The p53 tumor suppressor is the most frequently mutated gene detected in human cancer. Wild-type p53 acts as a safeguard against cancer by regulating the expression of a series of genes that mediate cell cycle arrest or apoptosis. Identification of these p53-target genes and the factors that regulate p53 function is essential to understanding tumorigenesis.

We are currently studying EI24, which is a novel, p53-regulated gene that is highly conserved throughout evolution. The EI24 gene is localized to a region of DNA which is involved in breast cancer, malignant melanoma, and invasive cervical cancer. We are applying molecular, cellular and gene knockout approaches in order to determine its function and possible role in tumorigenesis.

Certain cytokines inhibit wild-type p53-mediated programmed cell death. We are characterizing the signaling pathways that suppress cell death following DNA damage using biochemical approaches and cell lines expressing cytokine receptor mutants. We are also studying cytokine signaling pathways that regulate cell cycle progression following DNA damage.

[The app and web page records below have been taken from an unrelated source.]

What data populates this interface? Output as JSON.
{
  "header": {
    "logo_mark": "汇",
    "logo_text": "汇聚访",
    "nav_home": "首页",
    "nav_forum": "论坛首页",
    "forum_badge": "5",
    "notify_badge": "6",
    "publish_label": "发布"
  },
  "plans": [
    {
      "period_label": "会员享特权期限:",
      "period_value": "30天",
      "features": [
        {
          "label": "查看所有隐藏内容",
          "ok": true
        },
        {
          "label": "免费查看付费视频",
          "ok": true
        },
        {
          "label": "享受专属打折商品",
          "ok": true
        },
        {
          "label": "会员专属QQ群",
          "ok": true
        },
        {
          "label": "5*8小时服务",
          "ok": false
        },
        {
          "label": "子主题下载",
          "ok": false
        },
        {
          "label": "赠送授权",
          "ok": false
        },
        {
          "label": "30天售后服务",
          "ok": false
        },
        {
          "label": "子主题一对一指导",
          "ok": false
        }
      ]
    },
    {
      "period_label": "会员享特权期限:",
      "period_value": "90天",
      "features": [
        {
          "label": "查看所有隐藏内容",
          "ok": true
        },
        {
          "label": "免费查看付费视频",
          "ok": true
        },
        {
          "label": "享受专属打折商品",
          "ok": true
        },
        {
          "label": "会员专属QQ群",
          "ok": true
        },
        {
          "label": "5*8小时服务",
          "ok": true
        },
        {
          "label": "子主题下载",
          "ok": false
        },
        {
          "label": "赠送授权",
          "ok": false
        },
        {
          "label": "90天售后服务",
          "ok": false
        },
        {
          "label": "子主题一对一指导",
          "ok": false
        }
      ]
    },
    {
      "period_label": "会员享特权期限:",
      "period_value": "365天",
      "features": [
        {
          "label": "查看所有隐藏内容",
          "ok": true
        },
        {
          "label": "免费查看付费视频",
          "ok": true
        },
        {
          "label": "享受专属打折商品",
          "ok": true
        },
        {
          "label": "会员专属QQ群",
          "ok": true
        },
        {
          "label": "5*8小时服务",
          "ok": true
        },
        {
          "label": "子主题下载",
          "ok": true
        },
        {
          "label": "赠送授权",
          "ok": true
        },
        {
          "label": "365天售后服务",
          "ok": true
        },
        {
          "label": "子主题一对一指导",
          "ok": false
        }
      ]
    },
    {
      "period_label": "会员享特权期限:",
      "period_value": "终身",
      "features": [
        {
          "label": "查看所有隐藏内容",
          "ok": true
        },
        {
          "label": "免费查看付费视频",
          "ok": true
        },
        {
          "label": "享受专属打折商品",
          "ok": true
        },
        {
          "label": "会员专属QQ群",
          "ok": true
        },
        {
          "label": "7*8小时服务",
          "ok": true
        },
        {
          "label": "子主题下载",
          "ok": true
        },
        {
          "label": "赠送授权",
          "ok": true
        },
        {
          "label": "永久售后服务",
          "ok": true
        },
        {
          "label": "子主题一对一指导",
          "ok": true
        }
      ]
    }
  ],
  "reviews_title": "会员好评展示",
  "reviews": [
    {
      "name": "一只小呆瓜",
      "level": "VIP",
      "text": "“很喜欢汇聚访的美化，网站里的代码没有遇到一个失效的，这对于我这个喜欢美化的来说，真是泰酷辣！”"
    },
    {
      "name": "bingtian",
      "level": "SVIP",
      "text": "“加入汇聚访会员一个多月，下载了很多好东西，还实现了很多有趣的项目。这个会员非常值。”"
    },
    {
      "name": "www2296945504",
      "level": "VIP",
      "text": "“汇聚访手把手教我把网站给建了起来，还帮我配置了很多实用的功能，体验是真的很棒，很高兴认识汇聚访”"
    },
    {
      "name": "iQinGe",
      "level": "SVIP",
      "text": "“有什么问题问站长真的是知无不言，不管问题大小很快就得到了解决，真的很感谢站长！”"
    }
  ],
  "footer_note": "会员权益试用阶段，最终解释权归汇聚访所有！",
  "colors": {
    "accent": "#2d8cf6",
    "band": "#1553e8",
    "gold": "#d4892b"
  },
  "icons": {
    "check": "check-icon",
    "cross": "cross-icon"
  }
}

Mutant p53 enhances tumorigenicity and this tumor promoting function correlates with its ability to transactivate the multi-drug resistance (MDR) promoter. Our results from promoter mapping and p53 protein structure-function analyses suggest that mutant p53 may enhance gene expression through an RNA-dependent mechanism that may be similar to the model proposed for HIV LTR regulation. Defining the mechanism by which mutant p53 promotes transactivation may lead to therapies that reduce the tumorigenicity of the cell.


Last update: April 2003